= To do =
Only lines containing the string "label" belong in the answer; find them in the records and copy them.

(Page and application data records)
##########

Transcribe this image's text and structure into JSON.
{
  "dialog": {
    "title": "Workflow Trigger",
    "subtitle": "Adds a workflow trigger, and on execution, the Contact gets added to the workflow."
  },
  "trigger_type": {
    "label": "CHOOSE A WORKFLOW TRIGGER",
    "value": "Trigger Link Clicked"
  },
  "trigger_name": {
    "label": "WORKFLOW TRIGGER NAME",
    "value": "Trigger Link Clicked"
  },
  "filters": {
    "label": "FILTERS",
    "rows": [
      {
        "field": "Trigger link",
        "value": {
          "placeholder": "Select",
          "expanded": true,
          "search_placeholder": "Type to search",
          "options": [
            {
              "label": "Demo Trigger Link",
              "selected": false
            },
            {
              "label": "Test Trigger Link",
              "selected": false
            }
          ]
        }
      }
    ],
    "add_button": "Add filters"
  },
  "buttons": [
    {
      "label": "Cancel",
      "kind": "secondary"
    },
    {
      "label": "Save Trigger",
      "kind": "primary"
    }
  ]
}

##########

= Exercise result =
    "label": "CHOOSE A WORKFLOW TRIGGER",
    "label": "WORKFLOW TRIGGER NAME",
    "label": "FILTERS",
              "label": "Demo Trigger Link",
              "label": "Test Trigger Link",
      "label": "Cancel",
      "label": "Save Trigger",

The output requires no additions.